▶ Task brief
Out of the data below, copy every line with the string "JSON".

== Given data ==

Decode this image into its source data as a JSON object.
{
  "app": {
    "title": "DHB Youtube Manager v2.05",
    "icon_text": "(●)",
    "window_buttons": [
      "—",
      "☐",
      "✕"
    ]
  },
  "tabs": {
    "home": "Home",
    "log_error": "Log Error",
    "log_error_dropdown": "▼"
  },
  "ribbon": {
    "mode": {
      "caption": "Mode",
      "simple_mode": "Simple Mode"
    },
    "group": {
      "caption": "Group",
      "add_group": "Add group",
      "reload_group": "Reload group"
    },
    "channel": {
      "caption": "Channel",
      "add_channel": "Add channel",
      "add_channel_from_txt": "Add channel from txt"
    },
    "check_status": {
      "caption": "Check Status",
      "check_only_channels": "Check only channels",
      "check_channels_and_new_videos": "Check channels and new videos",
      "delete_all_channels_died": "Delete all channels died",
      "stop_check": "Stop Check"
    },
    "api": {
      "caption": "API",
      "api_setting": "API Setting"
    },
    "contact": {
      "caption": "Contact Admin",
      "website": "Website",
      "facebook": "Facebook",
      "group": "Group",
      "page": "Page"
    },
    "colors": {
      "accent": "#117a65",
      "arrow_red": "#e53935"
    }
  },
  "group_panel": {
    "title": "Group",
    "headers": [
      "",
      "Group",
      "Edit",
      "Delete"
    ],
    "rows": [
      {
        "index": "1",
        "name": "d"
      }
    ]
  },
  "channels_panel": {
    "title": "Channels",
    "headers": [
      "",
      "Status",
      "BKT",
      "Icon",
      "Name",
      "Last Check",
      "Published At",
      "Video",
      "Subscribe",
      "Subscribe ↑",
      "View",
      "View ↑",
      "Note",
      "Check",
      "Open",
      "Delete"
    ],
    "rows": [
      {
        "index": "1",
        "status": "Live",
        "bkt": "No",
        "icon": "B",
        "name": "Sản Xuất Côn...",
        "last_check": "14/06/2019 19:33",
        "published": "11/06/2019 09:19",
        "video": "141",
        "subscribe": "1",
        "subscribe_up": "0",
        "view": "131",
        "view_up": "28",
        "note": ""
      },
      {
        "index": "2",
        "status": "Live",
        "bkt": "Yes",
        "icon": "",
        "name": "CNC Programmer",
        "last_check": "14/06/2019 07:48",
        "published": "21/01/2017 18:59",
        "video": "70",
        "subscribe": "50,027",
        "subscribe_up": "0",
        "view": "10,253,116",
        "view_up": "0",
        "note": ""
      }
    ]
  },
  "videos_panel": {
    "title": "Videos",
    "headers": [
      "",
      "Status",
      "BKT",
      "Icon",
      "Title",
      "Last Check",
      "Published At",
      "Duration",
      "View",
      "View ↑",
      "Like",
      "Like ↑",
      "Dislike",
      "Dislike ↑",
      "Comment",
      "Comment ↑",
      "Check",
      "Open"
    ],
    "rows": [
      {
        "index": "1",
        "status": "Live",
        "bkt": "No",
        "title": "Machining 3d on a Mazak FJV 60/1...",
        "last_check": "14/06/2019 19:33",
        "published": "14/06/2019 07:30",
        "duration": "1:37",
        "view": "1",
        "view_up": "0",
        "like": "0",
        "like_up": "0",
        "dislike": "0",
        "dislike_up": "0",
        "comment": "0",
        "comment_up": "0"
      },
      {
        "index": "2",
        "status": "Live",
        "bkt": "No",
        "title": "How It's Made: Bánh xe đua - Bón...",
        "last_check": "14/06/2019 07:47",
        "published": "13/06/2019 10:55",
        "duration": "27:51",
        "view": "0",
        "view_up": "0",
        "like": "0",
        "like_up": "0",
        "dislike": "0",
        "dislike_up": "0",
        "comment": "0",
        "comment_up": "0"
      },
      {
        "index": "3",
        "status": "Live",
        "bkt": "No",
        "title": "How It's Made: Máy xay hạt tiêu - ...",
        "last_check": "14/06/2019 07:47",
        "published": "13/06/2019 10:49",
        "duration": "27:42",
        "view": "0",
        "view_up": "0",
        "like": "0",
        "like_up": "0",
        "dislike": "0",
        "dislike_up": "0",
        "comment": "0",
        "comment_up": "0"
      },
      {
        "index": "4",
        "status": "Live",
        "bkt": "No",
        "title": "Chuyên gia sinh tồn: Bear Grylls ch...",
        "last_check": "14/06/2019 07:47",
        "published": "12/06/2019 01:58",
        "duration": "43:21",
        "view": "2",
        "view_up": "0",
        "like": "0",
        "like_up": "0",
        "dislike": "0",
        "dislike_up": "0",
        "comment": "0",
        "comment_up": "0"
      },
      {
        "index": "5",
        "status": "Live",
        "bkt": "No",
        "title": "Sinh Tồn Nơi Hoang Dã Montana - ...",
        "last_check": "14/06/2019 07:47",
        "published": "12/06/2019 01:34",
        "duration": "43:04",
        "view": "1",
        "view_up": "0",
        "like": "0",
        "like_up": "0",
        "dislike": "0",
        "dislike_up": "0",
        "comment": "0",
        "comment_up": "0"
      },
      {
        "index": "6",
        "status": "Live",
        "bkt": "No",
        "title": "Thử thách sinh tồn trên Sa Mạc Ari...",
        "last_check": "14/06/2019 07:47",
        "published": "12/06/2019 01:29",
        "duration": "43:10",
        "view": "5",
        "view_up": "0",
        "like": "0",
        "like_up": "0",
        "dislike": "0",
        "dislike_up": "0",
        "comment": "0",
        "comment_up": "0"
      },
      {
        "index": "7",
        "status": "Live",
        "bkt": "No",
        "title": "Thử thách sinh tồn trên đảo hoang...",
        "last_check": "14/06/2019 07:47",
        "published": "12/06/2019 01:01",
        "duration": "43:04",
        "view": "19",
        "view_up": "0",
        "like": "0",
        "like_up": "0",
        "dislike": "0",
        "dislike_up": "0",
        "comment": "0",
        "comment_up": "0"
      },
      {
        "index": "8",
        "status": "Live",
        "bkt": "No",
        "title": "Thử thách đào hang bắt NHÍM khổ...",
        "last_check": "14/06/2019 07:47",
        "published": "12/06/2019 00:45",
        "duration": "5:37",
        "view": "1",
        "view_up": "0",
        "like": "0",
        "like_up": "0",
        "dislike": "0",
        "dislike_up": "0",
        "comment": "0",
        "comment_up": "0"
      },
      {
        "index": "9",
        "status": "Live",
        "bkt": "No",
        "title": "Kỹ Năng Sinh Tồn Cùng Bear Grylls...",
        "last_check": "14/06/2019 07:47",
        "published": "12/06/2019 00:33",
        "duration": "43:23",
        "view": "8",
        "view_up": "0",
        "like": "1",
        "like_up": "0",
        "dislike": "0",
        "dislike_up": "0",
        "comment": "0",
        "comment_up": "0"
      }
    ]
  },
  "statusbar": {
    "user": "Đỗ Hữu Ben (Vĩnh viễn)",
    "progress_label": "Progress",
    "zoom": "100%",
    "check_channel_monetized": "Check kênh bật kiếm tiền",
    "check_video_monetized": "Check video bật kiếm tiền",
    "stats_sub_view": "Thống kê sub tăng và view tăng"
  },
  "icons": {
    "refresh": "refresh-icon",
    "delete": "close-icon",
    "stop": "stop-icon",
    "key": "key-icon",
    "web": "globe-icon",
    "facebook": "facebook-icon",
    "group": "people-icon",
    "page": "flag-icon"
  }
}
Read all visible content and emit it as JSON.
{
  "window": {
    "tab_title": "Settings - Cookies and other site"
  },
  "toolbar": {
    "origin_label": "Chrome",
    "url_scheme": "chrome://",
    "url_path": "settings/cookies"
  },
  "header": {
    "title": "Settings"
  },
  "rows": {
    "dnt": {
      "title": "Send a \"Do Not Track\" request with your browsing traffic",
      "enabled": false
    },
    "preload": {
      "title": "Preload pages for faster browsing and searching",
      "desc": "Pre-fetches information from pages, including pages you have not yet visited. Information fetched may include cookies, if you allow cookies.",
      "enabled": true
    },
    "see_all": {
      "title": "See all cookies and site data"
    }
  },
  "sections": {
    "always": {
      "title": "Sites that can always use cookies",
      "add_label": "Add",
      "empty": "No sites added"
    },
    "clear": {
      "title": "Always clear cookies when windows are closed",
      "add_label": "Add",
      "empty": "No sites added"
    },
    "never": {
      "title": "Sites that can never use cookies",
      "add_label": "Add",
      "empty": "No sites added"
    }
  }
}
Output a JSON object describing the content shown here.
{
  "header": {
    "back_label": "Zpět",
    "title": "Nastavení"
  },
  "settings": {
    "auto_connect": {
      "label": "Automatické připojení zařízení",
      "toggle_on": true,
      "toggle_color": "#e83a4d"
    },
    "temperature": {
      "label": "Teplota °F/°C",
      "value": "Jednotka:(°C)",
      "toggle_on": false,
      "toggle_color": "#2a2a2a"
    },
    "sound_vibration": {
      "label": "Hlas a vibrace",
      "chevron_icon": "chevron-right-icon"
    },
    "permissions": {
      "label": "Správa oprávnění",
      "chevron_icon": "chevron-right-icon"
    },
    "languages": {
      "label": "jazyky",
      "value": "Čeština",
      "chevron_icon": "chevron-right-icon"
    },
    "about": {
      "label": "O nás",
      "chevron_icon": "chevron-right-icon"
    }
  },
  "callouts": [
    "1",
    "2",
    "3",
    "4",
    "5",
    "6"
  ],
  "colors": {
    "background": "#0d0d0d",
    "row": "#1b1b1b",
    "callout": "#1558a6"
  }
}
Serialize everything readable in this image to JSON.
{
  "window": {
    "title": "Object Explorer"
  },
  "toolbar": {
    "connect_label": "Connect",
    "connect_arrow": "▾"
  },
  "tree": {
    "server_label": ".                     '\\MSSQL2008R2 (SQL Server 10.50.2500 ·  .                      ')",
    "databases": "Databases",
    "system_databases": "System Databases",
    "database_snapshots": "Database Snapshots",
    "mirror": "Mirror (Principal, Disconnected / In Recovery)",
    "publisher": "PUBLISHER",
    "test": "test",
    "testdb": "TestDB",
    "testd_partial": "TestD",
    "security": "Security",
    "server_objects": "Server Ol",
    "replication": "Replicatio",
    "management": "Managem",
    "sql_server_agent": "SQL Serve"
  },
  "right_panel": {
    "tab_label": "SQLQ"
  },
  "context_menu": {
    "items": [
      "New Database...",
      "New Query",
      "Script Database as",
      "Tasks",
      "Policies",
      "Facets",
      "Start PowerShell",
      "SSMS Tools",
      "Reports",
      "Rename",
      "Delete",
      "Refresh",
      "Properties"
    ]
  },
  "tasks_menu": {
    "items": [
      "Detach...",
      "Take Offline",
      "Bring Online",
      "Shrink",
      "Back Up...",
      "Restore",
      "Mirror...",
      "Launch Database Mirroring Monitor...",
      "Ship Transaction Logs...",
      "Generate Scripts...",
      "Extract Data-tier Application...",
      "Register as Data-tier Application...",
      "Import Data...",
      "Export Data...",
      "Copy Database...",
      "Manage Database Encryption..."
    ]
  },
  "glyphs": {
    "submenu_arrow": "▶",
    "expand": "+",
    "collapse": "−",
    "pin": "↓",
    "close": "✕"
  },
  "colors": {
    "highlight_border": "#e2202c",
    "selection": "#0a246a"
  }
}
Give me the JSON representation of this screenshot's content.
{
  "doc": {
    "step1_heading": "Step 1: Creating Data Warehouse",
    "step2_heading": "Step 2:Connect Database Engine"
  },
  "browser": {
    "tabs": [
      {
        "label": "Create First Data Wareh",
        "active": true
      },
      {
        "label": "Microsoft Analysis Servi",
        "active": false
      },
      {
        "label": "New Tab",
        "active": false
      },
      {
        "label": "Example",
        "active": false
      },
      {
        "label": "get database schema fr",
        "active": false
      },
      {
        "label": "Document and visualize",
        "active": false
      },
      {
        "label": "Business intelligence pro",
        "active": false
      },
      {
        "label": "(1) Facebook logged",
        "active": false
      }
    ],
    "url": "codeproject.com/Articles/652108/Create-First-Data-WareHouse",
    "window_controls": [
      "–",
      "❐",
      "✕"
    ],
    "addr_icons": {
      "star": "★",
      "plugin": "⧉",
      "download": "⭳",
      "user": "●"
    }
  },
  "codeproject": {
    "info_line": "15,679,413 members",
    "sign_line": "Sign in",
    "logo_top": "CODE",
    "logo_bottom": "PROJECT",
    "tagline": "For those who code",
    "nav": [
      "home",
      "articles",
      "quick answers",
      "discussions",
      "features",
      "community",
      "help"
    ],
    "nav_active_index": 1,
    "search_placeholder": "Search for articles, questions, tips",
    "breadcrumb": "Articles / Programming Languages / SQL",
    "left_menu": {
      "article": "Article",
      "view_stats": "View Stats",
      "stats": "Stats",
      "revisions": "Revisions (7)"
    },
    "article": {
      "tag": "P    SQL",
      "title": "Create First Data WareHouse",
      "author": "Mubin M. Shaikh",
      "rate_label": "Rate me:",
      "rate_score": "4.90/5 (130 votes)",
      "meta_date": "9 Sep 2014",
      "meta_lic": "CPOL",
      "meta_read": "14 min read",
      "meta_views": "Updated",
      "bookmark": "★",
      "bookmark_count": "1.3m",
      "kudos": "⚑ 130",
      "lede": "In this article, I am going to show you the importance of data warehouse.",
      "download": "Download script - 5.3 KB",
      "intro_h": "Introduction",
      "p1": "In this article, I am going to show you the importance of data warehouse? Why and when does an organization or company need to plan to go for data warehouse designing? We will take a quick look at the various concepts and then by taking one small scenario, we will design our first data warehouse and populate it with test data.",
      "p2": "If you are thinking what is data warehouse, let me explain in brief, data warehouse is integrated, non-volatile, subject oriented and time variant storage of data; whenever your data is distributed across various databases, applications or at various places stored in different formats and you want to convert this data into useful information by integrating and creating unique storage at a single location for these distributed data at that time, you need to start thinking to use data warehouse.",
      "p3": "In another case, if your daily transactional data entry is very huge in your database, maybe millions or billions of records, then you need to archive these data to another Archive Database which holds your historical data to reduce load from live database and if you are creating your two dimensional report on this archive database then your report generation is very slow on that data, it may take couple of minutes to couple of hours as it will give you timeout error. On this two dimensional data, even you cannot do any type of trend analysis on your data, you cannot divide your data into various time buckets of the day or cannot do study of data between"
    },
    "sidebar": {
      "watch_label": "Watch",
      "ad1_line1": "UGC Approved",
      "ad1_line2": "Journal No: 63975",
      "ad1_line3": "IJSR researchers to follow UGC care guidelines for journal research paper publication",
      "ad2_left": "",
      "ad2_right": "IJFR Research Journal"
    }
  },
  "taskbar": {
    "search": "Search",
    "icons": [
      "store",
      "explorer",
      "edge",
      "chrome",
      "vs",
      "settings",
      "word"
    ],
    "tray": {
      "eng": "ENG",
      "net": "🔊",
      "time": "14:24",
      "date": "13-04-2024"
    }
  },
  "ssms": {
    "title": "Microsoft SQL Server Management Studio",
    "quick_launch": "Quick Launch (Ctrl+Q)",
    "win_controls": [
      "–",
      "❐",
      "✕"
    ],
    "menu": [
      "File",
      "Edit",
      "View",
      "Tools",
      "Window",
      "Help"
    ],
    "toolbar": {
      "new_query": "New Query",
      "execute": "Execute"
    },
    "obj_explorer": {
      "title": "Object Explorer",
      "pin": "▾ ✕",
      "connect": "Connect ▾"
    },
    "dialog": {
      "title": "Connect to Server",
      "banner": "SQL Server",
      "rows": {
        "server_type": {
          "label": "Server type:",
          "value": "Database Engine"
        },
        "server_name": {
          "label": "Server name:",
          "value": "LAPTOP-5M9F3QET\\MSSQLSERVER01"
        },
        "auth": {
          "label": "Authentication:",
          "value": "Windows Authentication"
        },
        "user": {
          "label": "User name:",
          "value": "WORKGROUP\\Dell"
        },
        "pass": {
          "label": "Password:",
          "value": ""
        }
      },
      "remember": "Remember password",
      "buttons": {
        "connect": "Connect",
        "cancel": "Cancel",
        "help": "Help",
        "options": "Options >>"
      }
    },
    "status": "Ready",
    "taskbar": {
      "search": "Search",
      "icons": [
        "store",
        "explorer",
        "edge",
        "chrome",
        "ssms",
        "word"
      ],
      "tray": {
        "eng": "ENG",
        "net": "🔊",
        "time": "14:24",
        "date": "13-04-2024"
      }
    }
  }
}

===

▶ Task response
Decode this image into its source data as a JSON object.
Read all visible content and emit it as JSON.
Output a JSON object describing the content shown here.
Serialize everything readable in this image to JSON.
Give me the JSON representation of this screenshot's content.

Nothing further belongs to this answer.